TRY IT. Across the whole listing, filter for the string "JSON" and copy every line that has it.

[RECORDS PROVIDED Boundary: Start]

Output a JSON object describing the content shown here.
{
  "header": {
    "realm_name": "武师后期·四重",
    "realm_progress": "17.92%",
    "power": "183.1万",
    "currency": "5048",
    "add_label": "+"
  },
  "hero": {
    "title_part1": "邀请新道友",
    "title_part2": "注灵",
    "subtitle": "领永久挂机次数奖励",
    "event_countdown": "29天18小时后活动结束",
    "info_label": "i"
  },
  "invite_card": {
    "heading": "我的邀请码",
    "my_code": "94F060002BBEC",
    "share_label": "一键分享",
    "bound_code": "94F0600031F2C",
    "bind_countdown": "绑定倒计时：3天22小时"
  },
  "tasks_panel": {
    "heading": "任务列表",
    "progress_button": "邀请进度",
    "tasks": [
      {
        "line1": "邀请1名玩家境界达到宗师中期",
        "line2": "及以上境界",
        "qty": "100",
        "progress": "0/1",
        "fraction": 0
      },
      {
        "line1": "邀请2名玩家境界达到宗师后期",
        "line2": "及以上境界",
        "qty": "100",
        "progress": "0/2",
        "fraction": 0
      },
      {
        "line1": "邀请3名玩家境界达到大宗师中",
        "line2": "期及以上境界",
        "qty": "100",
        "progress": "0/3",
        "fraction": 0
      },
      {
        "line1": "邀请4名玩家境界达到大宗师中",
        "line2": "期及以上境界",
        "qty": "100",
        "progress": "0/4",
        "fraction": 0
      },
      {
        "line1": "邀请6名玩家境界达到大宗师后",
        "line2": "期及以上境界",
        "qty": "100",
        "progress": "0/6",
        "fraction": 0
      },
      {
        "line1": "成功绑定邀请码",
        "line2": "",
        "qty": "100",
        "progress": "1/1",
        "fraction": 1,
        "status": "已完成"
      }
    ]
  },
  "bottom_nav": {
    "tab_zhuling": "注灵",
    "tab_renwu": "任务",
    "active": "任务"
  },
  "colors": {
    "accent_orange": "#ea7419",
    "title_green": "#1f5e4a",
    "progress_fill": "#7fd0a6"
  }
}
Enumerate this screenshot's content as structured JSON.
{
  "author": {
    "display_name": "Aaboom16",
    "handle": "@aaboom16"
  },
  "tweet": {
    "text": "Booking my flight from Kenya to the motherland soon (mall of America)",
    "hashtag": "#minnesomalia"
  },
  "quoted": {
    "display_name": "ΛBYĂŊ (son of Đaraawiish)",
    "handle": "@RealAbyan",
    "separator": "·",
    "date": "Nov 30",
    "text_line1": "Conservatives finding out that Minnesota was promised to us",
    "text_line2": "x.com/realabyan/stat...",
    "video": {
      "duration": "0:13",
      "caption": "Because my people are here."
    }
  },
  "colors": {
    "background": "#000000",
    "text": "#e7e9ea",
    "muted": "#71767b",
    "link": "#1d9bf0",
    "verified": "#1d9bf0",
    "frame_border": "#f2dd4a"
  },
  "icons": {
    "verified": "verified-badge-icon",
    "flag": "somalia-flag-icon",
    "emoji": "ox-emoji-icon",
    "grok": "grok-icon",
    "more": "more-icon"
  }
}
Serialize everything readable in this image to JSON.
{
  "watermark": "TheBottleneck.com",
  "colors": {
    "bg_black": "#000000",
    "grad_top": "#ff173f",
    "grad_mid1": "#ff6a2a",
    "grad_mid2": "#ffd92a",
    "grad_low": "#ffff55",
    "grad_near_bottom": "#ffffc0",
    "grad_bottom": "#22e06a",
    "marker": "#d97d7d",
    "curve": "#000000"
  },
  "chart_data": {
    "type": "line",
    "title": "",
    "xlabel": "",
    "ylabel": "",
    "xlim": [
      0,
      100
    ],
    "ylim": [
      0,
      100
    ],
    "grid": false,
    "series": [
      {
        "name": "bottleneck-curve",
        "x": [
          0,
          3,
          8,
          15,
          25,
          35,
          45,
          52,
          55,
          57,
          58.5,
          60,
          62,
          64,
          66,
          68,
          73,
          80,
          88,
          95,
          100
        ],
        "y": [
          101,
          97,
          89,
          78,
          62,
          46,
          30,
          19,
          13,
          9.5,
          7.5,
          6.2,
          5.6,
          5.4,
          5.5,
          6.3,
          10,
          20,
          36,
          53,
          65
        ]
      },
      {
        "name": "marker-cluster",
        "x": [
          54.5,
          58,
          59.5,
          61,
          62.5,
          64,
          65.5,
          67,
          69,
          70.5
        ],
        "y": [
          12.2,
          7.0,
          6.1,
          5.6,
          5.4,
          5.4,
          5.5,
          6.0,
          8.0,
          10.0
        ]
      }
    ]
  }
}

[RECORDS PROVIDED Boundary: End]

OUTPUT OF THE EXERCISE.
Output a JSON object describing the content shown here.
Enumerate this screenshot's content as structured JSON.
Serialize everything readable in this image to JSON.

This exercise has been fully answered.